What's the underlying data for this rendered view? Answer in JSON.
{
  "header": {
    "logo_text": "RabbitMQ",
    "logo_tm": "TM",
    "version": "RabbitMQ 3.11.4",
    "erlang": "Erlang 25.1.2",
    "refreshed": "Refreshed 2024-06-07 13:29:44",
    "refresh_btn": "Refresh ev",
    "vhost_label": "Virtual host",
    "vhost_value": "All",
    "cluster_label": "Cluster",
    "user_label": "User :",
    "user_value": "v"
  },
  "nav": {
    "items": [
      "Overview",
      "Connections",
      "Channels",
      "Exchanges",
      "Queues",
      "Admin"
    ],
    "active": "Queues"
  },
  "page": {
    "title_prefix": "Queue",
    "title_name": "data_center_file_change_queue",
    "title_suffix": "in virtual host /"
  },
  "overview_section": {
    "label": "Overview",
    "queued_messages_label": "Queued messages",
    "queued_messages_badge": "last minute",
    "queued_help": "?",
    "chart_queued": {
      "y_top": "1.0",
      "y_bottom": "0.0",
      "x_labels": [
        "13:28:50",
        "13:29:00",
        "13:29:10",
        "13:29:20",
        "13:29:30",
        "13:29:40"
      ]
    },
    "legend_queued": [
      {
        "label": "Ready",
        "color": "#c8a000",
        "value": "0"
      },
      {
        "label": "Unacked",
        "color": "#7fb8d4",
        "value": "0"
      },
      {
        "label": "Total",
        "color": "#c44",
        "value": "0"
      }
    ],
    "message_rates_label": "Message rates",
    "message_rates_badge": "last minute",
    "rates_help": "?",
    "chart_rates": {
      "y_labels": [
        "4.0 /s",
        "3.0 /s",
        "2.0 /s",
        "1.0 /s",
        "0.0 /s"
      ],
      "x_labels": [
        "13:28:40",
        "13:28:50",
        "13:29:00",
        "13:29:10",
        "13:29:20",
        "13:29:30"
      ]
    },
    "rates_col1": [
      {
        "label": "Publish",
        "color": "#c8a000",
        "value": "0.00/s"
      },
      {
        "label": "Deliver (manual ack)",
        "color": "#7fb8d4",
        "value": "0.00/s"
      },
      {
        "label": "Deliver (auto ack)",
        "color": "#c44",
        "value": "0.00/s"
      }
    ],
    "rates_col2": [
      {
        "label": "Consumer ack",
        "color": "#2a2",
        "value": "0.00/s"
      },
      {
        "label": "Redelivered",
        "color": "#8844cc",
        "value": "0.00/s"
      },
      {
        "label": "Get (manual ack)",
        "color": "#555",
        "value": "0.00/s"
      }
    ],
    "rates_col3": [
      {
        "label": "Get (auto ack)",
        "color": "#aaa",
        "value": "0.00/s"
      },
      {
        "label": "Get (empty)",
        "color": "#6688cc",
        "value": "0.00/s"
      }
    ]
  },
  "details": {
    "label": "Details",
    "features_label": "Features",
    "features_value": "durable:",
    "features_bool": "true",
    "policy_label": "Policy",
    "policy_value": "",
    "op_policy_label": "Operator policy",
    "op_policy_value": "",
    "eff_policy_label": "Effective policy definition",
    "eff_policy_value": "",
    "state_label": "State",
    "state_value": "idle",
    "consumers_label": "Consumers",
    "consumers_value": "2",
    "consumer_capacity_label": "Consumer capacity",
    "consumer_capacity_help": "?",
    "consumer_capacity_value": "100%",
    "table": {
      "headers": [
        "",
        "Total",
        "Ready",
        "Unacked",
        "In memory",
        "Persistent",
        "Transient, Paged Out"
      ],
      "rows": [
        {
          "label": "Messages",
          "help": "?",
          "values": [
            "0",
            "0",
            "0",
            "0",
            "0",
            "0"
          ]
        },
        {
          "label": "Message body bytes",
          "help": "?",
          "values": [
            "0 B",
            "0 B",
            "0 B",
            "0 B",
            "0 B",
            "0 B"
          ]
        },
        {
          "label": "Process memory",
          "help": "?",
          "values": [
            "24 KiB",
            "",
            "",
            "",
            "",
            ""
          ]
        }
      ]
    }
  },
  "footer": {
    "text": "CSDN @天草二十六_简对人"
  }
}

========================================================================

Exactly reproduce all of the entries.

What's the underlying data for this rendered view? Answer in JSON.
{
  "header": {
    "logo_text": "RabbitMQ",
    "logo_tm": "TM",
    "version": "RabbitMQ 3.11.4",
    "erlang": "Erlang 25.1.2",
    "refreshed": "Refreshed 2024-06-07 13:29:44",
    "refresh_btn": "Refresh ev",
    "vhost_label": "Virtual host",
    "vhost_value": "All",
    "cluster_label": "Cluster",
    "user_label": "User :",
    "user_value": "v"
  },
  "nav": {
    "items": [
      "Overview",
      "Connections",
      "Channels",
      "Exchanges",
      "Queues",
      "Admin"
    ],
    "active": "Queues"
  },
  "page": {
    "title_prefix": "Queue",
    "title_name": "data_center_file_change_queue",
    "title_suffix": "in virtual host /"
  },
  "overview_section": {
    "label": "Overview",
    "queued_messages_label": "Queued messages",
    "queued_messages_badge": "last minute",
    "queued_help": "?",
    "chart_queued": {
      "y_top": "1.0",
      "y_bottom": "0.0",
      "x_labels": [
        "13:28:50",
        "13:29:00",
        "13:29:10",
        "13:29:20",
        "13:29:30",
        "13:29:40"
      ]
    },
    "legend_queued": [
      {
        "label": "Ready",
        "color": "#c8a000",
        "value": "0"
      },
      {
        "label": "Unacked",
        "color": "#7fb8d4",
        "value": "0"
      },
      {
        "label": "Total",
        "color": "#c44",
        "value": "0"
      }
    ],
    "message_rates_label": "Message rates",
    "message_rates_badge": "last minute",
    "rates_help": "?",
    "chart_rates": {
      "y_labels": [
        "4.0 /s",
        "3.0 /s",
        "2.0 /s",
        "1.0 /s",
        "0.0 /s"
      ],
      "x_labels": [
        "13:28:40",
        "13:28:50",
        "13:29:00",
        "13:29:10",
        "13:29:20",
        "13:29:30"
      ]
    },
    "rates_col1": [
      {
        "label": "Publish",
        "color": "#c8a000",
        "value": "0.00/s"
      },
      {
        "label": "Deliver (manual ack)",
        "color": "#7fb8d4",
        "value": "0.00/s"
      },
      {
        "label": "Deliver (auto ack)",
        "color": "#c44",
        "value": "0.00/s"
      }
    ],
    "rates_col2": [
      {
        "label": "Consumer ack",
        "color": "#2a2",
        "value": "0.00/s"
      },
      {
        "label": "Redelivered",
        "color": "#8844cc",
        "value": "0.00/s"
      },
      {
        "label": "Get (manual ack)",
        "color": "#555",
        "value": "0.00/s"
      }
    ],
    "rates_col3": [
      {
        "label": "Get (auto ack)",
        "color": "#aaa",
        "value": "0.00/s"
      },
      {
        "label": "Get (empty)",
        "color": "#6688cc",
        "value": "0.00/s"
      }
    ]
  },
  "details": {
    "label": "Details",
    "features_label": "Features",
    "features_value": "durable:",
    "features_bool": "true",
    "policy_label": "Policy",
    "policy_value": "",
    "op_policy_label": "Operator policy",
    "op_policy_value": "",
    "eff_policy_label": "Effective policy definition",
    "eff_policy_value": "",
    "state_label": "State",
    "state_value": "idle",
    "consumers_label": "Consumers",
    "consumers_value": "2",
    "consumer_capacity_label": "Consumer capacity",
    "consumer_capacity_help": "?",
    "consumer_capacity_value": "100%",
    "table": {
      "headers": [
        "",
        "Total",
        "Ready",
        "Unacked",
        "In memory",
        "Persistent",
        "Transient, Paged Out"
      ],
      "rows": [
        {
          "label": "Messages",
          "help": "?",
          "values": [
            "0",
            "0",
            "0",
            "0",
            "0",
            "0"
          ]
        },
        {
          "label": "Message body bytes",
          "help": "?",
          "values": [
            "0 B",
            "0 B",
            "0 B",
            "0 B",
            "0 B",
            "0 B"
          ]
        },
        {
          "label": "Process memory",
          "help": "?",
          "values": [
            "24 KiB",
            "",
            "",
            "",
            "",
            ""
          ]
        }
      ]
    }
  },
  "footer": {
    "text": "CSDN @天草二十六_简对人"
  }
}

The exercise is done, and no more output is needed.